[App and web page records]
▶
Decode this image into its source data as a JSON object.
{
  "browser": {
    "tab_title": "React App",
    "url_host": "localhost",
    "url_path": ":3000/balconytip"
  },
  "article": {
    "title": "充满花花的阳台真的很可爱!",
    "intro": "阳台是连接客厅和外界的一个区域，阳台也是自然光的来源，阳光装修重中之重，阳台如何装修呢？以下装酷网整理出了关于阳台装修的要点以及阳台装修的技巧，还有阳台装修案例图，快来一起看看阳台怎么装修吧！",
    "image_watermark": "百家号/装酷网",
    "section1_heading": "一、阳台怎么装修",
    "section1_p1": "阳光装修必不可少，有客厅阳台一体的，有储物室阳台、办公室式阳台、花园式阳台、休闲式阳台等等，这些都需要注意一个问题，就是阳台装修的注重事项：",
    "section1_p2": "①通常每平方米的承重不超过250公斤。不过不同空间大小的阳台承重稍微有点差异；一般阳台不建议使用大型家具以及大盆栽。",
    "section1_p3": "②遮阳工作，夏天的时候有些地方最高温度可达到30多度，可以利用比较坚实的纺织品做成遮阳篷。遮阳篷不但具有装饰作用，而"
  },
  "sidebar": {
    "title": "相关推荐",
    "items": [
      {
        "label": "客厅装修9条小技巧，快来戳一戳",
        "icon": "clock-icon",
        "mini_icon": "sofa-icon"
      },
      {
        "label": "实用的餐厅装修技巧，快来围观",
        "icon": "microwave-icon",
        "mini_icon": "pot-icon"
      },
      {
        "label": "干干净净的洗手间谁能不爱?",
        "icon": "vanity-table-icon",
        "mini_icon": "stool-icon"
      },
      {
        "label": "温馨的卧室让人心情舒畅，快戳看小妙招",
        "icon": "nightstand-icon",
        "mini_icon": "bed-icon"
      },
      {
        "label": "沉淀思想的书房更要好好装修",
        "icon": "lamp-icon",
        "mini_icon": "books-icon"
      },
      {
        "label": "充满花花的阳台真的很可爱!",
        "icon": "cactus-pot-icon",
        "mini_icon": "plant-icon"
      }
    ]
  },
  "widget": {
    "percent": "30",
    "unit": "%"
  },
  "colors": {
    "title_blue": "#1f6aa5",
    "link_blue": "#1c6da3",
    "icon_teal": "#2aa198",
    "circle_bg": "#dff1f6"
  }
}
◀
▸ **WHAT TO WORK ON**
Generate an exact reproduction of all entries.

▸ **RESULT FOR THIS TASK**
Decode this image into its source data as a JSON object.
{
  "browser": {
    "tab_title": "React App",
    "url_host": "localhost",
    "url_path": ":3000/balconytip"
  },
  "article": {
    "title": "充满花花的阳台真的很可爱!",
    "intro": "阳台是连接客厅和外界的一个区域，阳台也是自然光的来源，阳光装修重中之重，阳台如何装修呢？以下装酷网整理出了关于阳台装修的要点以及阳台装修的技巧，还有阳台装修案例图，快来一起看看阳台怎么装修吧！",
    "image_watermark": "百家号/装酷网",
    "section1_heading": "一、阳台怎么装修",
    "section1_p1": "阳光装修必不可少，有客厅阳台一体的，有储物室阳台、办公室式阳台、花园式阳台、休闲式阳台等等，这些都需要注意一个问题，就是阳台装修的注重事项：",
    "section1_p2": "①通常每平方米的承重不超过250公斤。不过不同空间大小的阳台承重稍微有点差异；一般阳台不建议使用大型家具以及大盆栽。",
    "section1_p3": "②遮阳工作，夏天的时候有些地方最高温度可达到30多度，可以利用比较坚实的纺织品做成遮阳篷。遮阳篷不但具有装饰作用，而"
  },
  "sidebar": {
    "title": "相关推荐",
    "items": [
      {
        "label": "客厅装修9条小技巧，快来戳一戳",
        "icon": "clock-icon",
        "mini_icon": "sofa-icon"
      },
      {
        "label": "实用的餐厅装修技巧，快来围观",
        "icon": "microwave-icon",
        "mini_icon": "pot-icon"
      },
      {
        "label": "干干净净的洗手间谁能不爱?",
        "icon": "vanity-table-icon",
        "mini_icon": "stool-icon"
      },
      {
        "label": "温馨的卧室让人心情舒畅，快戳看小妙招",
        "icon": "nightstand-icon",
        "mini_icon": "bed-icon"
      },
      {
        "label": "沉淀思想的书房更要好好装修",
        "icon": "lamp-icon",
        "mini_icon": "books-icon"
      },
      {
        "label": "充满花花的阳台真的很可爱!",
        "icon": "cactus-pot-icon",
        "mini_icon": "plant-icon"
      }
    ]
  },
  "widget": {
    "percent": "30",
    "unit": "%"
  },
  "colors": {
    "title_blue": "#1f6aa5",
    "link_blue": "#1c6da3",
    "icon_teal": "#2aa198",
    "circle_bg": "#dff1f6"
  }
}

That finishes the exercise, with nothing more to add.